As of 2007, about 10,000 people live in Battery Park City, most of whom are upper middle class and upper class (54.0% of households have incomes over $100,000). When fully built out, the neighborhood is projected to have 14,000 residents.The population history is as follows:
<ul 1980:="" 1990:="" 2000:="" 2010:="" 386.="" 3fxml="" a="" area="" as="" battery="" building="" buildings="" class="reference" color:="" completed="" cx="%222.5%22" cy="%229.5%22" data:image="" encoding="%22UTF-8%22%3F%3E%0A%3Csvg" fill="%22%2300528c%22/%3E%0A%3C/svg%3E%0A" );"="" first="" font-family:="" font-size:="" gateway="" h2="" h3="" height="%2213%22%3E%0A%3Ccircle" href="https://en.wikipedia.org/wiki/Battery_Park_City#cite_note-amny-1" id="cite_ref-amny_1-1" in="" li="" line-height:="" linux="" more="" of="" p="" park="" population="" prominent="" r="%222.5%22" residential="" some="" span="" style="margin: 0.3em 0px 0px 1.6em; padding-right: 0px; padding-left: 0px; list-style-image: url(" sup="" the="" title="Edit section: Residential" ul="" version="%221.0%22" was="" width="%225%22" xmlns="%22http://www.w3.org/2000/svg%22">

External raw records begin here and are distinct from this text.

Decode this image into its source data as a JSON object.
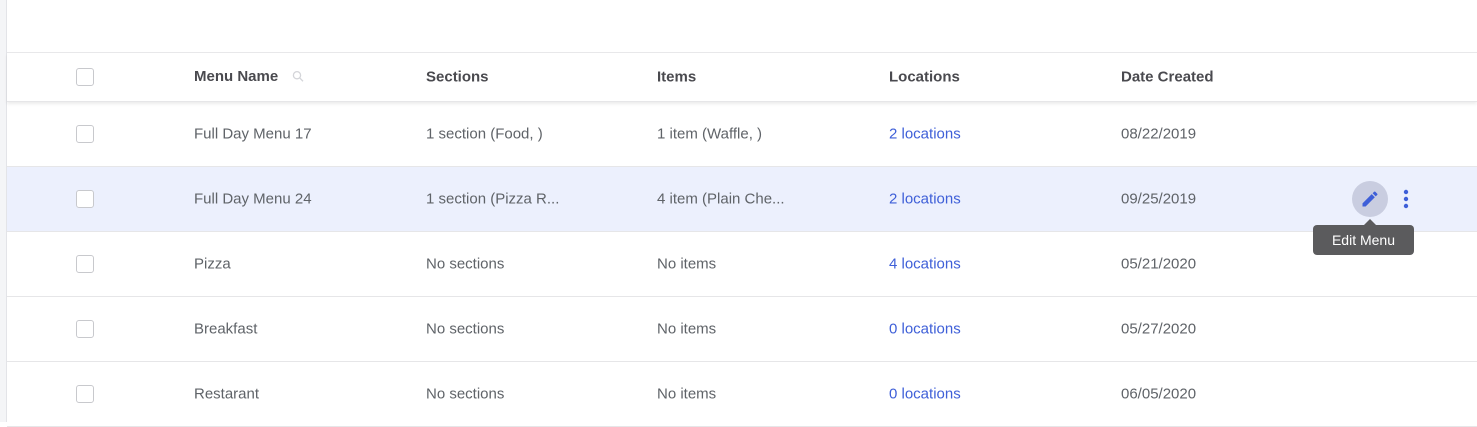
{
  "colors": {
    "accent_link": "#3e5fd8",
    "hover_row": "#ecf0fd",
    "tooltip_bg": "#5b5b5d",
    "edit_icon": "#3e5fd8"
  },
  "table": {
    "headers": {
      "menu_name": "Menu Name",
      "sections": "Sections",
      "items": "Items",
      "locations": "Locations",
      "date_created": "Date Created"
    },
    "rows": [
      {
        "name": "Full Day Menu 17",
        "sections": "1 section (Food, )",
        "items": "1 item (Waffle, )",
        "locations": "2 locations",
        "date": "08/22/2019"
      },
      {
        "name": "Full Day Menu 24",
        "sections": "1 section (Pizza R...",
        "items": "4 item (Plain Che...",
        "locations": "2 locations",
        "date": "09/25/2019"
      },
      {
        "name": "Pizza",
        "sections": "No sections",
        "items": "No items",
        "locations": "4 locations",
        "date": "05/21/2020"
      },
      {
        "name": "Breakfast",
        "sections": "No sections",
        "items": "No items",
        "locations": "0 locations",
        "date": "05/27/2020"
      },
      {
        "name": "Restarant",
        "sections": "No sections",
        "items": "No items",
        "locations": "0 locations",
        "date": "06/05/2020"
      }
    ]
  },
  "row_actions": {
    "edit_icon": "pencil-icon",
    "more_icon": "more-vertical-icon",
    "tooltip": "Edit Menu"
  }
}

- Millennium Point, a 449-foot (137 m), 38-story skyscraper built from 1999 to 2001. It occupies the street addresses 25–39 Battery Place. However, due to the September 11 attacks which hit the nearby World Trade Center, opening of Millennium Point was delayed until January 2002. The building won the 2001 Silver Emporis Skyscraper Award.The tower section contains 113 luxury condominiums. The wider, lower 12 floors are occupied by a 5-star hotel, The Ritz-Carlton Battery Park. The hotel has 298 rooms, including 44 suites, with the largest suite spanning 200 square metres (2,150 sq ft) in area. The Skyscraper Museum occupies a small space on the first floor of the building. A restaurant is located on the 14th floor.
- The Solaire, the first green residential building in the United States, as well as the first residential high-rise building in New York City to be certified by the U.S. Green Building Council. Designed by Pelli Clarke Pelli and completed in 2003, it has been described as an "environmentally-progressive residential tower". The Solaire is located at 20 River Terrace. The developer received funding from the State of New York, which was somewhat controversial as the developer was only required to agree to set aside 10% of the units as "affordable housing" or "moderate income", rather than the usual 80:20 agreement. When the building opened, rents ranged from roughly $2,500 to $9,001 depending on the size of the unit. The building has been rated LEED Platinum. The energy conserving building design is 35% more energy-efficient than code requires, resulting in a 67% lower electricity demand during peak hours, resulting in, among other benefits, lower electric bills for residents, photovoltaic panels converting sunlight to electricity, and a computerized building management system and environmentally responsible operating and maintenance practices.
Other residential condominiums include: